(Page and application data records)
+ + + + +
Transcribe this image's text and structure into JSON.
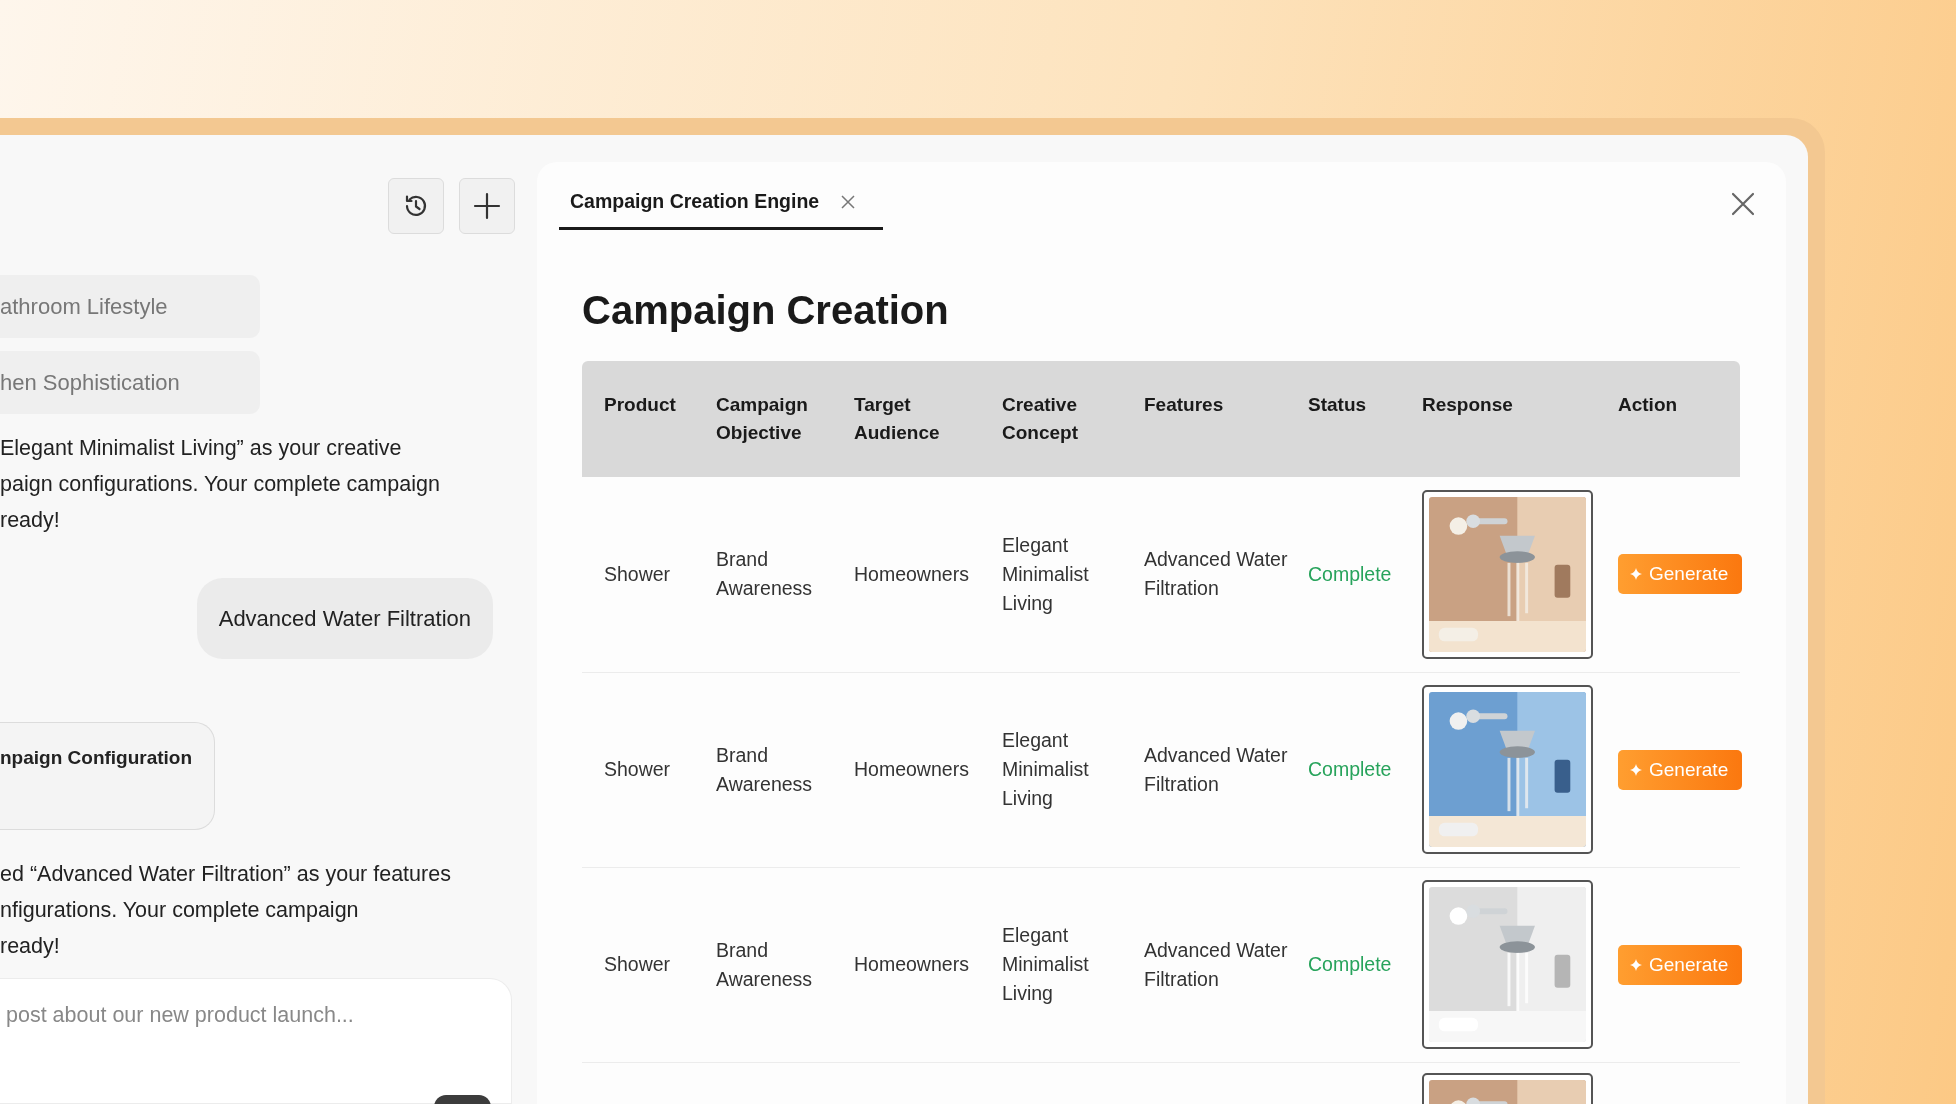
{
  "chat": {
    "options": [
      "athroom Lifestyle",
      "hen Sophistication"
    ],
    "messages": [
      {
        "kind": "assistant",
        "lines": [
          "Elegant Minimalist Living” as your creative",
          "paign configurations. Your complete campaign",
          "ready!"
        ]
      },
      {
        "kind": "user",
        "text": "Advanced Water Filtration"
      },
      {
        "kind": "card",
        "text": "npaign Configuration"
      },
      {
        "kind": "assistant",
        "lines": [
          "ed “Advanced Water Filtration” as your features",
          "nfigurations. Your complete campaign",
          "ready!"
        ]
      }
    ],
    "composer": {
      "placeholder": "post about our new product launch..."
    }
  },
  "panel": {
    "tabs": [
      {
        "label": "Campaign Creation Engine",
        "selected": true
      }
    ],
    "title": "Campaign Creation",
    "table": {
      "columns": [
        "Product",
        "Campaign Objective",
        "Target Audience",
        "Creative Concept",
        "Features",
        "Status",
        "Response",
        "Action"
      ],
      "rows": [
        {
          "product": "Shower",
          "objective": "Brand Awareness",
          "audience": "Homeowners",
          "concept": "Elegant Minimalist Living",
          "features": "Advanced Water Filtration",
          "status": "Complete",
          "complete": true,
          "response": {
            "kind": "picture"
          },
          "action": "Generate"
        },
        {
          "product": "Shower",
          "objective": "Brand Awareness",
          "audience": "Homeowners",
          "concept": "Elegant Minimalist Living",
          "features": "Advanced Water Filtration",
          "status": "Complete",
          "complete": true,
          "response": {
            "kind": "picture"
          },
          "action": "Generate"
        },
        {
          "product": "Shower",
          "objective": "Brand Awareness",
          "audience": "Homeowners",
          "concept": "Elegant Minimalist Living",
          "features": "Advanced Water Filtration",
          "status": "Complete",
          "complete": true,
          "response": {
            "kind": "picture"
          },
          "action": "Generate"
        },
        {
          "response": {
            "kind": "picture"
          }
        }
      ]
    }
  }
}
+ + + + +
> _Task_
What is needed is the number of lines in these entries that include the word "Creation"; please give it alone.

> _Response to this exercise_
2